Hearing Loss and Cardiovascular Diseases

Research shows a person’s hearing health and cardiovascular health frequently correspond.

Cardiovascular disease includes coronary artery disease issues which can be caused by a number of factors. These include high blood pressure, elevated blood sugar, high cholesterol and atherosclerosis. Researchers have found that narrow, clogged blood vessels which become unable to provide enough red blood cells to deliver oxygen and glucose can lead to cellular starvation (Friedland, Cederberg & Tarima, 2009).

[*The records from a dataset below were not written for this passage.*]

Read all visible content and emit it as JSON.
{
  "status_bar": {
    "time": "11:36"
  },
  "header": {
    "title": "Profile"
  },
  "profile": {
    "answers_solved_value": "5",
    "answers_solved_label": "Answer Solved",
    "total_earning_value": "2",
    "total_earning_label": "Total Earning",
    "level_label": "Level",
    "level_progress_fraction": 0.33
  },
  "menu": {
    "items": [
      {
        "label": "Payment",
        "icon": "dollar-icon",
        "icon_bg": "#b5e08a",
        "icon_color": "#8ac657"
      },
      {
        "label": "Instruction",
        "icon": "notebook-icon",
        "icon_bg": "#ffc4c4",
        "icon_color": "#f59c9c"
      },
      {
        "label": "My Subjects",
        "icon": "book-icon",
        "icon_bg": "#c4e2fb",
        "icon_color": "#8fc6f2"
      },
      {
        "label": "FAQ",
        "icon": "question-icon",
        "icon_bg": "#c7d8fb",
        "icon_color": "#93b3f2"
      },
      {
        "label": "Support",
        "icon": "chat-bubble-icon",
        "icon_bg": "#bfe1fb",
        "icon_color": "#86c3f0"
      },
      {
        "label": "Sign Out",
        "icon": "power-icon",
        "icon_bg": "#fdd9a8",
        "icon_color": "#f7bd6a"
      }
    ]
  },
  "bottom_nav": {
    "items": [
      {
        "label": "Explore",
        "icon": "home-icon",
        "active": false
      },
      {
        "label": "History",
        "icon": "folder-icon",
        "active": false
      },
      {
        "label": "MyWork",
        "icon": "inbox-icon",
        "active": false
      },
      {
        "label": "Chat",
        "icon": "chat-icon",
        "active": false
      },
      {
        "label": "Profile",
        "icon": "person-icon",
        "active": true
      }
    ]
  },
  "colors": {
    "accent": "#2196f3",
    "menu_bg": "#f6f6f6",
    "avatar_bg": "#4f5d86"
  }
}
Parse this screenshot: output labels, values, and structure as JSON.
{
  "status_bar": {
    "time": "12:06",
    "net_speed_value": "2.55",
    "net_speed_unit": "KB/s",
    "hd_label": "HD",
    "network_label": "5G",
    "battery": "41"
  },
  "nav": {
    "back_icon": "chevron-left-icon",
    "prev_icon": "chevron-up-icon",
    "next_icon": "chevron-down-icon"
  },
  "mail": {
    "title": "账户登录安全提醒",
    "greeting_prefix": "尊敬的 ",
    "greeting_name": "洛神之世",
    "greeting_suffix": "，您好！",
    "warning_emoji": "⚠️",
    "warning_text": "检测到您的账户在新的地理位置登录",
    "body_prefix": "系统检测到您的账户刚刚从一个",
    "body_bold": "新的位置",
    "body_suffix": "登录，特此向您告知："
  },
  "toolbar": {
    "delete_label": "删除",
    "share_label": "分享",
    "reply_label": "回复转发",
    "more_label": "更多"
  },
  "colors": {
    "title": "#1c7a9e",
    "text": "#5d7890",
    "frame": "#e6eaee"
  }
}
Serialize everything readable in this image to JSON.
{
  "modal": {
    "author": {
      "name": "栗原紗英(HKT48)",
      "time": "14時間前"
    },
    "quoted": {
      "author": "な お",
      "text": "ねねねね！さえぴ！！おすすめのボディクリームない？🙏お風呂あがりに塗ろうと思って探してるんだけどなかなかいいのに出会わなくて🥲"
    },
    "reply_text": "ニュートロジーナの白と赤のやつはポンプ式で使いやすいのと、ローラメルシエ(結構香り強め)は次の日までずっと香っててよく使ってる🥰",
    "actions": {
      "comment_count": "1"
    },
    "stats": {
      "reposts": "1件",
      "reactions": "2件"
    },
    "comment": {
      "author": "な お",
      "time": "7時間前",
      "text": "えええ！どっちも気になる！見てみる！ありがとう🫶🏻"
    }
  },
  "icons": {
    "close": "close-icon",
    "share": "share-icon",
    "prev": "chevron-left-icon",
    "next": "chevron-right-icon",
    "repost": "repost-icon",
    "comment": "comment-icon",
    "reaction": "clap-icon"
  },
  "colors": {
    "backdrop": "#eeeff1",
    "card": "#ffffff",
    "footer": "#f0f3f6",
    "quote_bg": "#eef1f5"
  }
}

The Better Hearing Institute (2013) reports a significant relationship between cardiovascular status and audiometric pattern. Inadequate blood flow can lead to blood vessel trauma of the inner ear which can contribute to a low frequency hearing loss. This is now thought of as a marker that may predict the potential development of cardiovascular disease. Audiogram pattern correlates strongly with cerebrovascular and peripheral arterial disease, and Friedland and his cohorts believe a hearing test may be a screening test for those at risk.
The American Journal of Audiology reports there is significant evidence that impaired cardiovascular health can negatively impact hearing and improved cardiovascular health may contribute to healthier adult ears.

Therefore, it is recommended that adults:

  • Have hearing tested: Those with low frequency hearing loss should be regarded “at risk” for cardio or cerebrovascular events and appropriate referrals should be considered.
  • Those with known cardio or cerebrovascular disorders should have their hearing tested regularly and consider hearing aids early in order to improve quality of life.


Better Hearing Institute. (2013). Heart disease and hearing loss linked press release
Friedland, D., Cederberg, C., & Tarima, S. (2009). Audiometric pattern as predictor of cardiovascular status: Development of a model for assessment of risk. Laryngoscope 119, 473-486
Hall, R. & Kerchen, S. (2010). The influence of cardiovascular health on peripheral and central auditory function in adults: A research review. American Academy of Audiology